Sex is business for the woman under Sen’s command. They sell their bodies, hence the prohibition on giving them away. Breaking the rules will get you cruelly beaten and humiliated before being thrown out of the group and it’s near impossible to survive alone. The other women have all been injured by the war, they’re all among those left behind. One of them, Machiko, stands a little to the side as a middle class war widow rigidly sticking to her kimono and dreaming of becoming someone’s wife again. Needless to say, she and Sen do not always see eye to eye as Machiko’s desire to return to a more innocent age conflicts with Sen’s hard nosed pragmatism.
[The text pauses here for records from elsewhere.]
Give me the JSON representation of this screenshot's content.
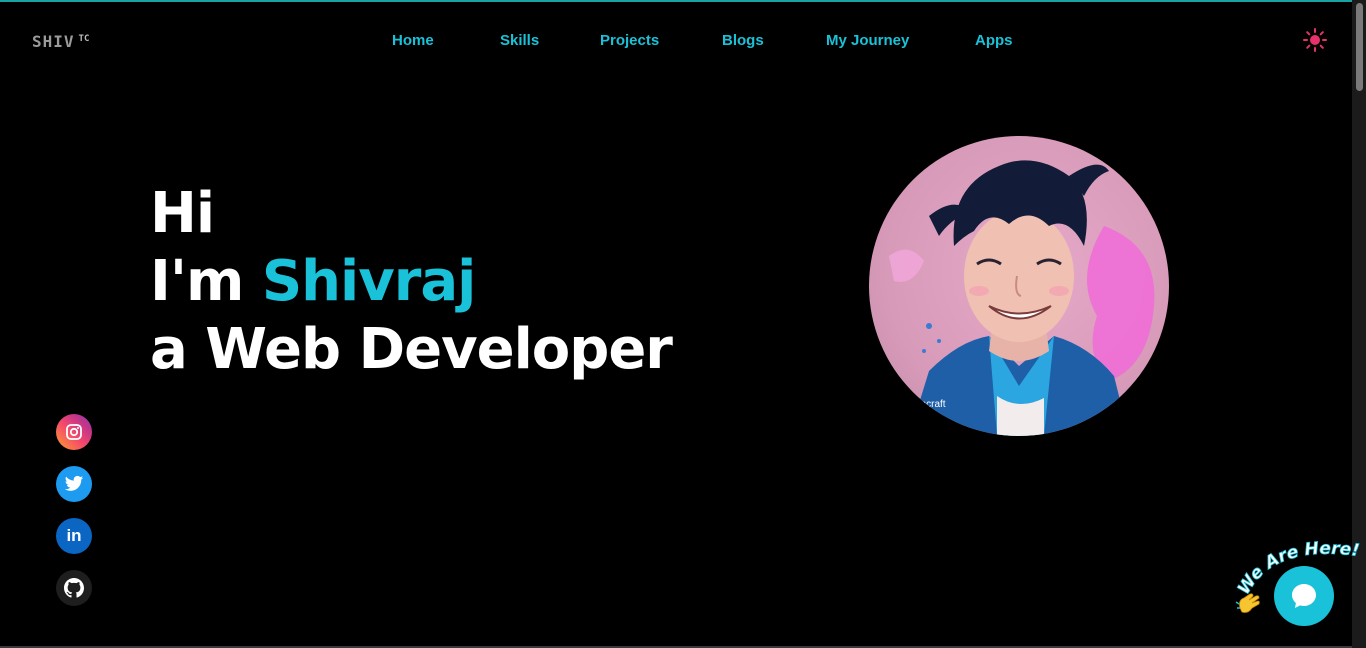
{
  "logo": {
    "text": "SHIV",
    "sup": "TC"
  },
  "nav": {
    "items": [
      {
        "label": "Home"
      },
      {
        "label": "Skills"
      },
      {
        "label": "Projects"
      },
      {
        "label": "Blogs"
      },
      {
        "label": "My Journey"
      },
      {
        "label": "Apps"
      }
    ]
  },
  "theme_toggle": {
    "icon": "sun-icon",
    "color": "#e8306a"
  },
  "hero": {
    "line1": "Hi",
    "line2_prefix": "I'm ",
    "line2_name": "Shivraj",
    "line3": "a Web Developer"
  },
  "avatar": {
    "watermark": "encraft"
  },
  "socials": [
    {
      "icon": "instagram-icon"
    },
    {
      "icon": "twitter-icon"
    },
    {
      "icon": "linkedin-icon",
      "text": "in"
    },
    {
      "icon": "github-icon"
    }
  ],
  "chat": {
    "badge_text": "We Are Here!",
    "accent": "#19c2d8"
  },
  "colors": {
    "accent": "#19c2d8",
    "background": "#000000",
    "text": "#ffffff"
  }
}
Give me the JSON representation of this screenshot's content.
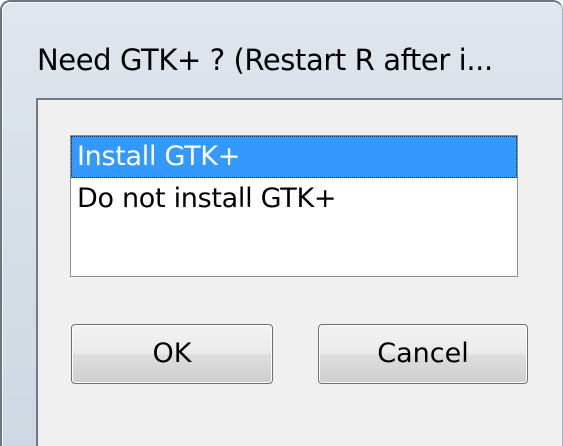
{
  "window": {
    "title": "Need GTK+ ? (Restart R after i..."
  },
  "list": {
    "items": [
      {
        "label": "Install GTK+",
        "selected": true
      },
      {
        "label": "Do not install GTK+",
        "selected": false
      }
    ]
  },
  "buttons": {
    "ok_label": "OK",
    "cancel_label": "Cancel"
  },
  "colors": {
    "selection": "#3399ff",
    "frame": "#d6dee7",
    "client": "#f0f0f0"
  }
}
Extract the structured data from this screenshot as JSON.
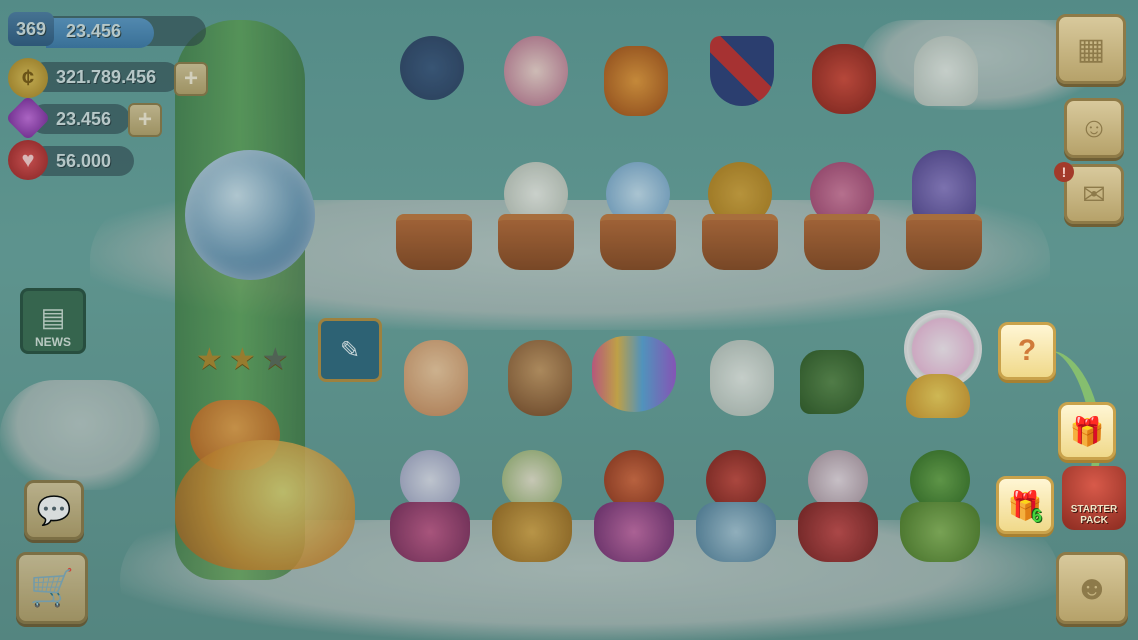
{
  "hud": {
    "level": "369",
    "xp": "23.456",
    "xp_progress": 0.72,
    "coins": "321.789.456",
    "gems": "23.456",
    "hearts": "56.000"
  },
  "left_panel": {
    "news_label": "NEWS",
    "stars_filled": 2,
    "stars_total": 3
  },
  "right_panel": {
    "help_glyph": "?",
    "mail_alert": "!",
    "gift_count": "6",
    "starter_pack_label": "STARTER PACK"
  },
  "icons": {
    "level": "level-shield-icon",
    "coin": "coin-icon",
    "gem": "gem-icon",
    "heart": "heart-icon",
    "plus": "plus-icon",
    "news": "newspaper-icon",
    "chat": "chat-bubble-icon",
    "shop": "shopping-cart-icon",
    "grid": "grid-collection-icon",
    "profile": "profile-icon",
    "mail": "envelope-icon",
    "help": "question-mark-icon",
    "gift_box": "gift-box-icon",
    "friends": "friends-icon"
  },
  "colors": {
    "background": "#5f9d98",
    "button_face": "#d8c99c",
    "button_bright": "#fff6d4",
    "pot": "#b96a36",
    "count_green": "#45d43c"
  }
}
This is Japan in defeat. The girls live in a warren of ruined buildings haunted by visions of the past. Shin has returned from the war to a land devoid of hope. He’s a broken man and, as the woman have been “reduced” to prostitution, he has been “forced” into crime. There aren’t any real people here anymore, just animals willing to do whatever it takes just to stay alive.

When Suzuki was given this assignment, they wanted him to make a soft-core exploitation pic full of the sleazy lives of the red light district. Suzuki doesn’t give them that, he gives them another round of beautifully composed, surrealist social commentary in which the downtrodden citizens of Japan are defeated for a second time by the corrupting influences of the American occupation. The final shot of the ascendant Stars and Stripes flapping in the wind while the Japanese flag lies drowned in the muddy river speaks for itself and though Suzuki shows us those defiantly trying to live his prognosis for them is not particularly hopeful. He uses multiple exposure here more than in any other film as the past continues to haunt the traumatised populace in quite a literal way where one scene of degradation leads on to another. Extended metaphor, surrealist examination of the post-war world and also the low level exploitation feature Suzuki was hired to direct (albeit in more ways than one) Gate of Flesh proves one of his most complicated and accomplished features even given his long and varied career.


Gate of Flesh is available with English subtitles on R1 DVD from The Criterion Collection.